|In this Dec. 2015, file photo, Eric Gleason, president of NextEra Energy Hawaii, answers questions in Honolulu, Hawaii. A deadline is looming in Hawaii over a proposal for a Florida-based company NextEra to buy the state's main utility, in a deal that questions the state's ability to attract investment and to meet its aggressive renewable energy goals. (AP Photo/Cathy Bussewitz, file)|
HONOLULU (AP) — A deadline is looming in Hawaii over a proposal for Florida-based company NextEra to buy the state's main utility, in a deal that questions the state's ability to attract investment and to meet its aggressive renewable energy goals.
NextEra has proposed to buy Hawaiian Electric for $4.3 billion, and the sale was approved by Hawaiian Electric's shareholders a year ago, but the state utility regulator hasn't yet announced a decision. If a deal isn't in place by Friday, NextEra has warned that it may walk away.
Local critics have questioned whether the deal would result in energy savings for consumers, who pay the highest rates in the nation. NextEra has promised $60 million in savings for customers, but the state consumer advocate Jeff Ono said that would amount to less than a dollar a month in customer savings, if that happens at all. The proposed savings come with conditions that allow the company to opt out if there's a financial disaster spurred by something such as a hurricane, Ono said.
"I don't think we can even really put a value on it, because they have so many off-ramps, trap doors, that would allow them to basically renege on any of those state credits that they're offering up front," Ono said. "If you read their conditions that are attached to that offer, they can almost at any point pull that money out ... It should be unconditional."
Both NextEra and Hawaiian Electric declined to comment.
Critics were concerned about losing local control of the utility. Gov. David Ige opposed the deal, saying he didn't believe NextEra would be able to help Hawaii fulfill its goal that its utilities use 100 percent renewable energy by 2045. Right now, the state gets nearly a quarter of its energy from renewable sources, but the island state is heavily dependent on importing oil.
NextEra countered that it's committed to helping Hawaii meet its renewable energy goals, touting its leadership in the area. In public hearings on the merger, NextEra Energy Hawaii President Eric Gleason estimated it would cost $30 billion to implement changes to meet the goal, a cost that would be borne by utilities, power producers, customers and other parties.
The Chamber of Commerce of Hawaii and other local business groups support the deal, saying NextEra will help Hawaii achieve its renewable energy goal.
"If this merger doesn't go through, then we have to ask ourselves, 'then who?' Because obviously Hawaiian Electric alone cannot do it," said Sherry Menor-McNamara, president and CEO of the Chamber of Commerce of Hawaii.
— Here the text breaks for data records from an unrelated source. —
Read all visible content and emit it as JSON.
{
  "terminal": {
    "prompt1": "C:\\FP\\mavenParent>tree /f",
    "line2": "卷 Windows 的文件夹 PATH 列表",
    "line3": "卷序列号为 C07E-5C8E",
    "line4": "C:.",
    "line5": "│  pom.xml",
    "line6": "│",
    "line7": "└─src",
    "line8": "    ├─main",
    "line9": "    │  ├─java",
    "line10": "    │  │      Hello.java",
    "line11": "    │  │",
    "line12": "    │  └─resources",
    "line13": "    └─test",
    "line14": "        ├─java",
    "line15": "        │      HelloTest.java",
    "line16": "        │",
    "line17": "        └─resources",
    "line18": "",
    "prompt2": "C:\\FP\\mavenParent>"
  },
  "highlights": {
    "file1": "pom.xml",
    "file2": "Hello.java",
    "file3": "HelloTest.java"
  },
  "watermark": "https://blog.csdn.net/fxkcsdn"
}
Some utility analysts say it would be unfortunate if the deal fizzled because NextEra has expertise with renewable energy. NextEra owns one of the country's largest electrical utilities, Florida Power & Light Co., and a major wind and solar energy company.
"From the outside looking in, it's a little bit confusing as to why there's local opposition," said Timothy Winter, vice president and utility analyst at Gabelli and Company, a New York-based financial services company. "NextEra is the biggest, best, longest operator of renewable wind and solar in the nation, if not the world, so the fact that NextEra's coming in, it should help the process."
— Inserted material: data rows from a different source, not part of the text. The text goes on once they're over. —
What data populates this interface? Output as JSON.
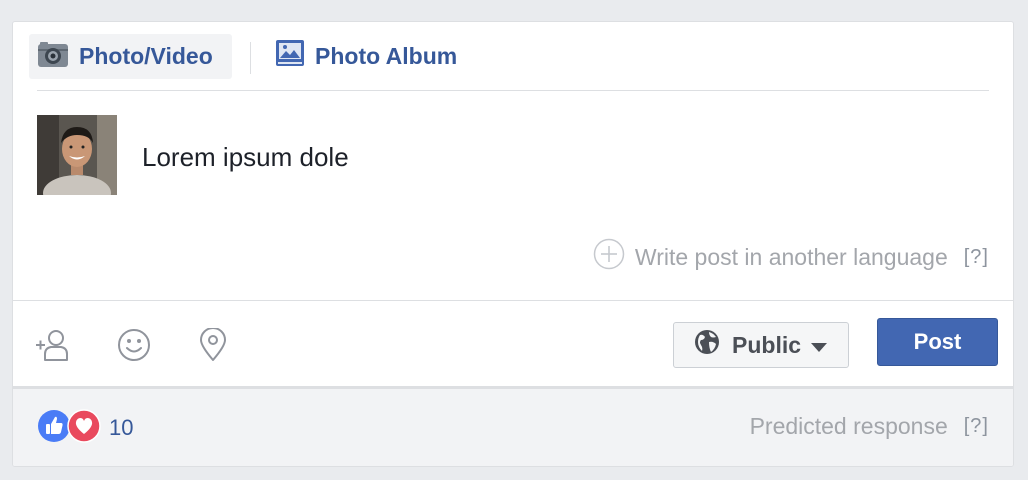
{
  "tabs": {
    "photo_video": "Photo/Video",
    "photo_album": "Photo Album"
  },
  "composer": {
    "text": "Lorem ipsum dole",
    "language_link": "Write post in another language",
    "help": "[?]"
  },
  "toolbar": {
    "privacy_label": "Public",
    "post_label": "Post"
  },
  "prediction": {
    "reaction_count": "10",
    "label": "Predicted response",
    "help": "[?]"
  },
  "colors": {
    "brand_blue": "#4267b2",
    "link_blue": "#365899",
    "like_blue": "#4a7cf6",
    "love_red": "#e94a5e"
  }
}
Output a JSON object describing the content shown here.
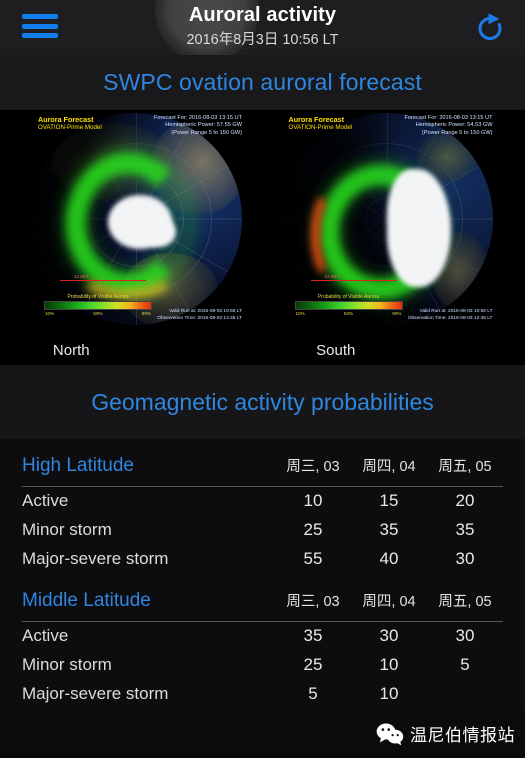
{
  "header": {
    "title": "Auroral activity",
    "datetime": "2016年8月3日 10:56 LT",
    "menu_icon": "hamburger-menu-icon",
    "refresh_icon": "refresh-icon"
  },
  "swpc": {
    "title": "SWPC ovation auroral forecast"
  },
  "aurora": {
    "panels": [
      {
        "hemisphere": "North",
        "cap_title": "Aurora Forecast",
        "cap_model": "OVATION-Prime Model",
        "forecast_for": "Forecast For: 2016-08-03 13:15 UT",
        "hemispheric_power": "Hemispheric Power: 57.55 GW",
        "power_range": "(Power Range 5 to 150 GW)",
        "mlt_label": "12 MLT",
        "colorbar_title": "Probability of Visible Aurora",
        "colorbar_ticks": [
          "10%",
          "50%",
          "90%"
        ],
        "footer_line1": "Valid Run at: 2016-08-03 10:56 LT",
        "footer_line2": "Observation Time: 2016-08-03 12:45 LT"
      },
      {
        "hemisphere": "South",
        "cap_title": "Aurora Forecast",
        "cap_model": "OVATION-Prime Model",
        "forecast_for": "Forecast For: 2016-08-03 13:15 UT",
        "hemispheric_power": "Hemispheric Power: 54.53 GW",
        "power_range": "(Power Range 5 to 150 GW)",
        "mlt_label": "12 MLT",
        "colorbar_title": "Probability of Visible Aurora",
        "colorbar_ticks": [
          "10%",
          "50%",
          "90%"
        ],
        "footer_line1": "Valid Run at: 2016-08-03 10:56 LT",
        "footer_line2": "Observation Time: 2016-08-03 12:45 LT"
      }
    ]
  },
  "geomagnetic": {
    "title": "Geomagnetic activity probabilities",
    "groups": [
      {
        "name": "High Latitude",
        "columns": [
          "周三, 03",
          "周四, 04",
          "周五, 05"
        ],
        "rows": [
          {
            "label": "Active",
            "values": [
              "10",
              "15",
              "20"
            ]
          },
          {
            "label": "Minor storm",
            "values": [
              "25",
              "35",
              "35"
            ]
          },
          {
            "label": "Major-severe storm",
            "values": [
              "55",
              "40",
              "30"
            ]
          }
        ]
      },
      {
        "name": "Middle Latitude",
        "columns": [
          "周三, 03",
          "周四, 04",
          "周五, 05"
        ],
        "rows": [
          {
            "label": "Active",
            "values": [
              "35",
              "30",
              "30"
            ]
          },
          {
            "label": "Minor storm",
            "values": [
              "25",
              "10",
              "5"
            ]
          },
          {
            "label": "Major-severe storm",
            "values": [
              "5",
              "10",
              ""
            ]
          }
        ]
      }
    ]
  },
  "watermark": {
    "text": "温尼伯情报站",
    "icon": "wechat-icon"
  },
  "colors": {
    "accent_blue": "#2f86e0",
    "icon_blue": "#127ef0",
    "topbar_bg": "#1e1e20",
    "panel_bg": "#0d0d0f"
  }
}
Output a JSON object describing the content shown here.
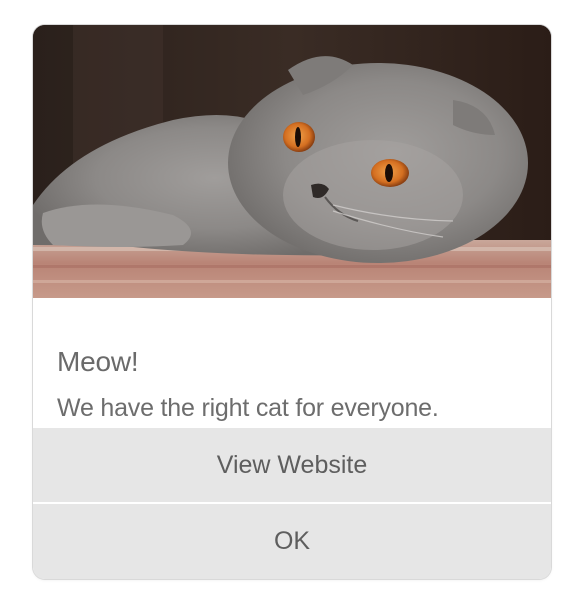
{
  "dialog": {
    "image": "cat-photo",
    "title": "Meow!",
    "message": "We have the right cat for everyone.",
    "buttons": {
      "view_website": "View Website",
      "ok": "OK"
    }
  },
  "colors": {
    "button_background": "#e6e6e6",
    "text": "#6a6a6a",
    "cat_fur": "#8a8886",
    "cat_eyes": "#d9772a"
  }
}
Supporters of the sale are also concerned what the deal falling through would do to the state's business climate, at a time when projects like the proposed $1.4 billion Thirty Meter Telescope faced major local opposition.
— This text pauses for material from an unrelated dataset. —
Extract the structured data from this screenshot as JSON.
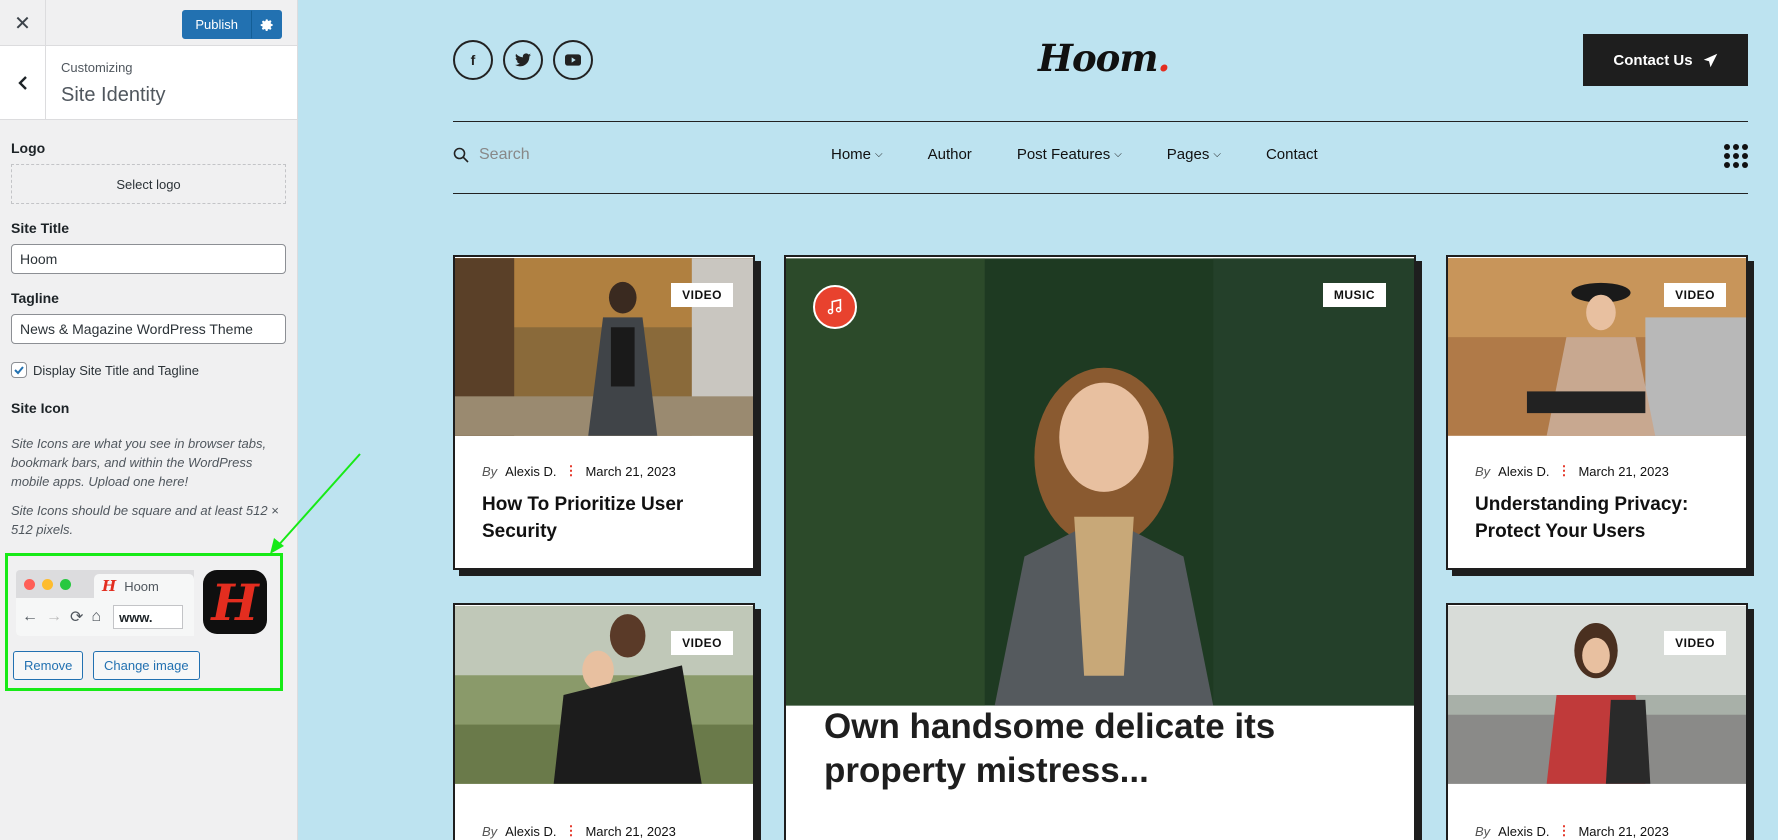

"How does that impact our business climate and the attractiveness of investments coming to Hawaii?" Menor-McNamara asked.